Here’s an extract of what I recorded and mixed on Saturday. As mentioned earlier, this is a pair of very cheap AT-2020 mics in an ORTF configuration into the Steinberg MR816CSX interface into a 10-year-old IBM laptop into Cubase. I did my best mix within Cubase, which consisted primarily of equalization and loudness processing. I also added a touch of reverb – the dress rehearsal didn’t seem to need it, but the concert night was full of warm bodies. Some of them were humming, but the mics didn’t pick it up. But a lot of them were coughing – waiting for the quiet parts, apparently. The loudness processing is through Ozone 5. I did have redundant recording, but I didn’t need it since the main path caught the whole thing. It could be that the other path had better quality, but I’ll never know.

Would love any comments before I take it down!

It sounds excellent to my ears. Nice balances of the parts, very clear and clean sound, no harshness, good dynamic range, good imaging. Very listenable and enjoyable. You worked really hard to make this come out so well and it really worked.

Thanks Stephen, it was an interesting project. You can hear a lot of audience in the quiet parts, but you can also hear the conductor stamp his feet at certain moments! He was quite enthusiastic, by the way. Talking to the musicians, they were happy and energized by the performance.

Hi Early,

Nice work. Imaging is great. Sound is balanced. You should be happy with that recording.

I had to chuckle when I read your comments about people talking and coughing. Welcome to live recording! It happens all of the time. Hiking the mics up helps, but nothing really cures it. You also had the benefit of using directional mics with the dead side of the cardiod pattern pretty much to the audience.
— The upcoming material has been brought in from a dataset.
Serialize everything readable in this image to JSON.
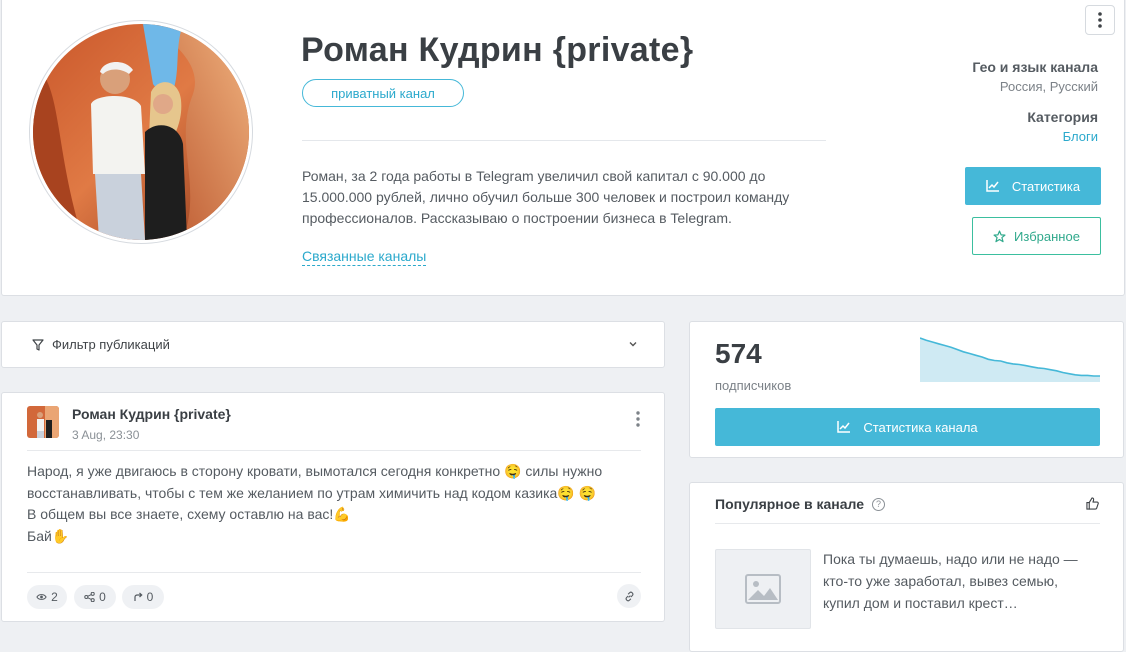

Another benefit of the ORTF technique and is part of the reason that array almost never sounds bad. It picks up what it’s aimed at without pulling in much of the room sound.

Over the years I’ve had to deal with sounds from coughs, doors being closed, sneezes, talking, phones ringing, babies crying, and more. Usually I let it go and don’t try to edit it out as its part of a “live” performance. However, if it’s really bad, I might try to do some editing. I usually accomplish this using spectral editing in Wavelab. It’s tricky to do, but can be effective. The goal is to minimize the offending freq without messing with the sound. Sometimes if the noise is in the same freq as key elements of the music, you’re simply screwed and have to live with it.

I’ve been sorely tempted to leave a bowl of cough drops out at the entrance for people to take to reduce coughing.


Ha, good idea about the cough drops! Thanks for listening and commenting.